He watches as she enters the small Brooklyn house, her little clay masterpiece in tow. She walks through a small foyer, which is decorated with off-white wallpaper and pink and yellow knickknacks stacked on shelves. She disappears for a moment, behind the walls of the house, but reemerges in what appears to be a dining room. Her mother appears to be sitting at the dining room table. Her mother is wearing a bright green sweater that looks loose and comfortable and likely smells like home-cooked meals, and spices like oregano. The girl places her masterpiece on the table in front of her mother, who smiles widely and broadly, wrinkles happily rippling up her face as she hugs her daughter. They both work together to clear a place on the egg-shell colored mantel behind them, then the mother carefully, as if the sculpture was the most tender object in the world, picks up her daughter’s piece and places it between an unframed picture and a glass stein. They then stand to admire and appreciate it for a moment, caught up within the warmth and stillness of their own home, the mother struck with wonder and awe at what her daughter had so skillfully produced with her humble and slender fingers—at what skill she had worked so hard to learn.

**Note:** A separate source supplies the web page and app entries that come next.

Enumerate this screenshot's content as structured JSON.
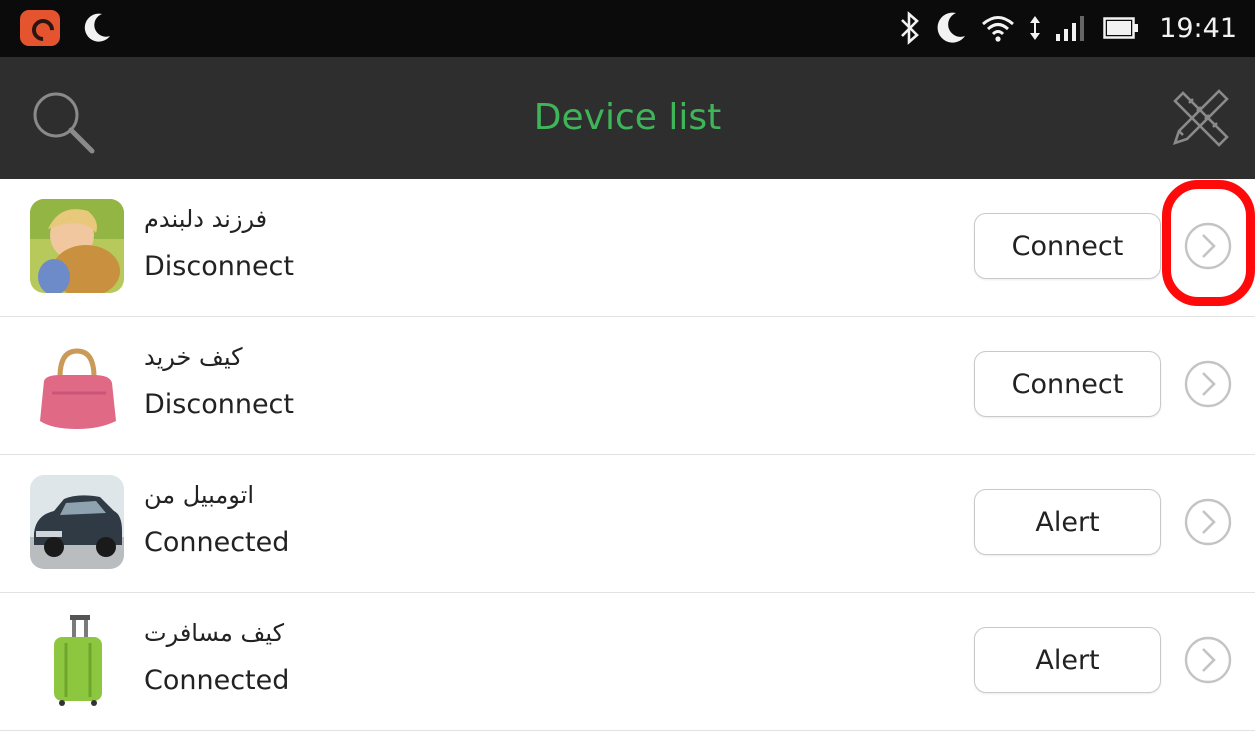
{
  "status_bar": {
    "time": "19:41",
    "left_icons": [
      "app-badge-icon",
      "moon-icon"
    ],
    "right_icons": [
      "bluetooth-icon",
      "moon-icon",
      "wifi-icon",
      "data-arrows-icon",
      "signal-icon",
      "battery-icon"
    ]
  },
  "app_bar": {
    "title": "Device list",
    "title_color": "#3fb55a",
    "left_icon": "search-icon",
    "right_icon": "tools-icon"
  },
  "devices": [
    {
      "name": "فرزند دلبندم",
      "status": "Disconnect",
      "action": "Connect",
      "thumb": "child-photo"
    },
    {
      "name": "کیف خرید",
      "status": "Disconnect",
      "action": "Connect",
      "thumb": "handbag-photo"
    },
    {
      "name": "اتومبیل من",
      "status": "Connected",
      "action": "Alert",
      "thumb": "car-photo"
    },
    {
      "name": "کیف مسافرت",
      "status": "Connected",
      "action": "Alert",
      "thumb": "suitcase-photo"
    }
  ],
  "annotation": {
    "color": "#ff0a0a",
    "target": "first row chevron"
  }
}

Brian puts down his drink, his mouth open. He paces back to his treasured nude painting, which now, with him being the apartment’s only inhabitant, and he, Brian Watterby, the painting’s only admirer, seems rather unwonderous to him.
Brian imagined the woman in the painting gathering herself. Sitting upright in the metal chair. Brushing herself off. Pacing up to him inside the picture. She placed one hand to the invisible glass of the photograph’s wood-framed pen. Like an animal caught behind a glass entrapment at the zoo, her hands pressed to the glass, and left a greasy mark, but no sound passed through. Brian put his fingers to the picture too, his pinkie touching the imaginary hand of the model. In the darkness of the New York apartment, for a moment, there seemed to be nothing but the picture frame separating the two black and white worlds—the model in hers, and Brian in his.
Brian picks up red and black paint, and with the deepest feeling he knows, he paints over the nude’s face with an ugly, black smirk. Yellow teeth, and red, shiny lips.
The sun sets on his balcony, leaving his apartment dark and black. The Weston, now defaced, looked back at him, asking him the same questions it had asked before.
Am I beautiful? It asked.
Brian couldn’t answer. He stared at the painting, it’s smirk and it’s color.
Do you love me? the painting asked again, if you love me, you’ll tell me I’m beautiful.
Brian wipes away a smudge between the yellow teeth. He takes a deep breath, and as if in response, he picks up his whiskey glass, and with one hand placed on his hip, he turns—for what feels like the first time—away from the ever-reflecting glint of the picture frame, and on toward the soft green-blue glow of the steel-tipped Brooklyn rooftops.